This showed up today.
Not wanting to say anything because having those social relationships were helpful to me, my visibility, my career. It's such a boys' club.-- Kelly Ellis (@justkelly_ok) March 7, 2015
I get that. The little white lie that it's all right, I wasn't offended. The lying silence where the, "check that bullshit," should have been. The desire to belong to the in-group (or an in-group, even if it's an in-group of one) is probably baked into our genetics. Those that arbitrate membership in the in-group set the standards by which membership is granted. So long as there is power there, the little internal betrayals needed to achieve membership, or if that isn't possible, satellite membership, can be justified.
I remember before hangouts launched, feeling super privileged to be in after-hours video hangouts with Vic and his team. I WAS IN!-- Kelly Ellis (@justkelly_ok) March 7, 2015
For a while. Until the price starts getting too high.
Know what was fun? My harasser's best buddy at work was my director I reported to for awhile.-- Kelly Ellis (@justkelly_ok) March 7, 2015

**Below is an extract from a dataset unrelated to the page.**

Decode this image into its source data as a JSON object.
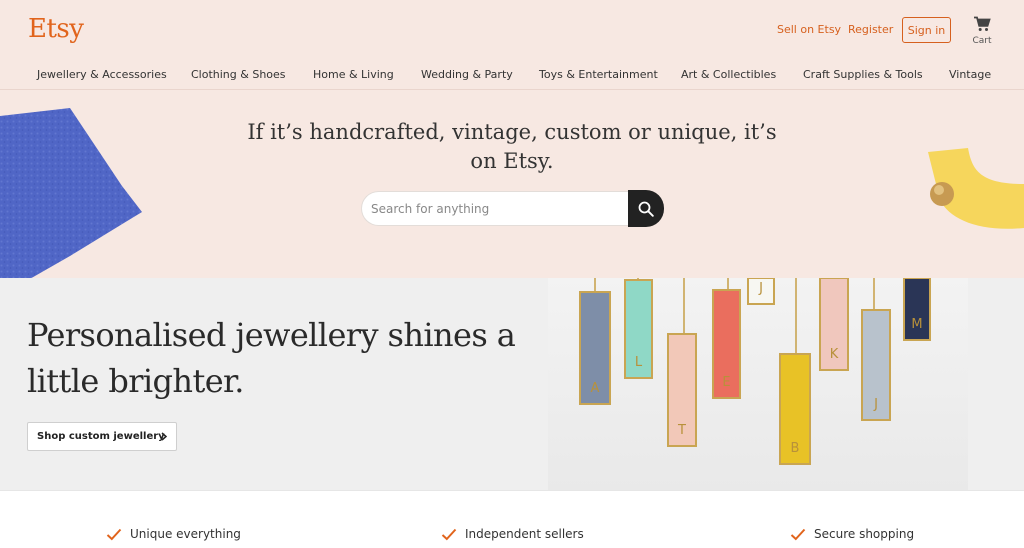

If the in-group is in all of the positions of both power and employee redress? That's a lot of incentive to shut the fuck up and laugh like you mean it.
Women working for big corps: HR is NOT ON YOUR SIDE. Learn and know this fact.-- Kelly Ellis (@justkelly_ok) March 7, 2015
"He feels like you humiliated him in front of his reports." Something HR actually fucking said to me.-- Kelly Ellis (@justkelly_ok) March 7, 2015
And if you keep poking at it, because shuting the fuck up and laughing already is becoming very hard, you lose in-group status.
FYI I haven't worked at Google since July. This was the primary reason I left.-- Kelly Ellis (@justkelly_ok) March 7, 2015
This is a very human progression, we've been doing it since pre-history. The modern workplace is supposed to be set up to deal with toxic managers and hostile work environments, but cronyism is incredibly corrosive. It takes active push-back to fend off, and of the corruption is deep enough that just costs you your job.
Most corporate severance agreements include something called a non-disparagement clause, which means, in effect:
The severed employee agrees to not say bad things about the Company, or cause material harm to the Company's business through their actions.
And accusing a manager of being a harassing asshole is the kind of thing that could trigger that clause. By telling the world about her experience with this manager, naming names, and calling out the toxic culture of that particular work-unit, she can be considered to be causing 'material harm' and could face serious legal consequences. If Google wants to be assholes about it, of course. But the language is there in the agreement specifically to scare ex-employees out of doing things like this.
The internal system was stacked against her, and the court of public opinion was also stacked against her by the very company that had the bad culture.
I'm guilty of making the same kind of calculations. I didn't seek in-group status as firmly as Kelly did, and it got me fired in the end. It turned out well for me, but was pretty traumatic at the time.
While I was there I did consciously choose to not call out jokes, behavior, or other things that offended me, specifically because I needed to stay on good terms with the in-group. I never got to crying, but the little niggling things did add up. It meant I didn't stay long at company events, didn't follow on after-work outings to bars, and generally stayed quiet a lot of the time. It was noticed.